As a result, solar costs as much as $4 per watt by the time it's installed on your roof or in a large-scale power plant, says Arun Majumdar, the first director of the new Advanced Research Projects Agency for Energy, or ARPA-E. "If you can reduce that to $1.50 per watt it can enable scaling," or widespread adoption of the clean, renewable electricity source, he told at last week's ARPA-E summit.

And a company called 1366 Technologies may have found a way to do just that by growing a nearly pure wafer directly from melted silicon rather than forming an ingot that is then sawed.

The idea could cut wafer costs by as much as 80 percent, says Craig Lund, director of business development for the company that takes its name from the solar constant—the watts of solar radiation that hit each square meter of the atmosphere. From 1366's furnace in Lexington, Mass., the company makes an "as-created fully functioning solar cell." In fact, silicon wafers currently contribute more than half of the high price of sil

That may make silicon photovoltaics, which are the most efficient currently at turning sunlight into electricity, as cheap as thin-film solar cells, whose advantage is cost but which are not as good at creating electric current. In fact, rapidly decreasing cost for solar power means some experts expect such distributed electricity generation to cost the same or less than electricity from today's grid by as soon as 2015.

After all, "more solar energy reaches Earth in every year than the combined total of all the energy in all the fossil fuels still in the ground," noted Chris Rivest, co-founder of SunPrint, whose technology prints thin film solar cells made from cadmium-telluride, at the ARPA-E summit. "By subsidizing corn, we made it a national priority to make food cheap. Why not do that with silicon? Slightly cheaper glass may not be sexy today but when solar uses more glass than construction you can bet it will be."

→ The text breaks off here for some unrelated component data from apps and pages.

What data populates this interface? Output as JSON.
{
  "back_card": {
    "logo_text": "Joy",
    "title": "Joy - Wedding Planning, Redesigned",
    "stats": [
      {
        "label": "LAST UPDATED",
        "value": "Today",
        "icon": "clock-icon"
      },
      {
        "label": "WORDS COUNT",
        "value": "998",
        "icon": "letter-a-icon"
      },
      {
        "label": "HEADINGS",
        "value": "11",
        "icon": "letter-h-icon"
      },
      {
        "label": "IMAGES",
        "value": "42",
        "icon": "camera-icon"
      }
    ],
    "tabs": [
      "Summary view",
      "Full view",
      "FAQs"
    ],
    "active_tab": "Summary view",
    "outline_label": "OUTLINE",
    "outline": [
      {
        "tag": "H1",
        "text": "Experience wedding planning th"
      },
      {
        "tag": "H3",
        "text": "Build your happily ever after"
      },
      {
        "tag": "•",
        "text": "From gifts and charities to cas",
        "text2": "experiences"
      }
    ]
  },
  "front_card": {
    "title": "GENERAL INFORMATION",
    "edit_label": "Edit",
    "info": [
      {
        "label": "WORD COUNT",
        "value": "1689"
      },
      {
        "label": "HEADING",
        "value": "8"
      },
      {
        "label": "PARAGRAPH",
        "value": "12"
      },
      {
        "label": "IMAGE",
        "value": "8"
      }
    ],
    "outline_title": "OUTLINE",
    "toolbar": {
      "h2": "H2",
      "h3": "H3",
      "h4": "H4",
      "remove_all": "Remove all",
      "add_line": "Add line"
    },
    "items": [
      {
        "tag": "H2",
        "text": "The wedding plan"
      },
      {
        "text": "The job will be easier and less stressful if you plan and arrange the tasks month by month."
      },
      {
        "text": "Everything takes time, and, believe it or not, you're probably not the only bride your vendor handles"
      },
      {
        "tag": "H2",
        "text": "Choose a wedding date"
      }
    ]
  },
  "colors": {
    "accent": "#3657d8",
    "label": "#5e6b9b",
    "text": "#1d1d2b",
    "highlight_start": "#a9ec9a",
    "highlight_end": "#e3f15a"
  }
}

 * Clarification (3/11/10): This sentences has been changed to clarify the expense of silicon wafers in regard to photovoltaics.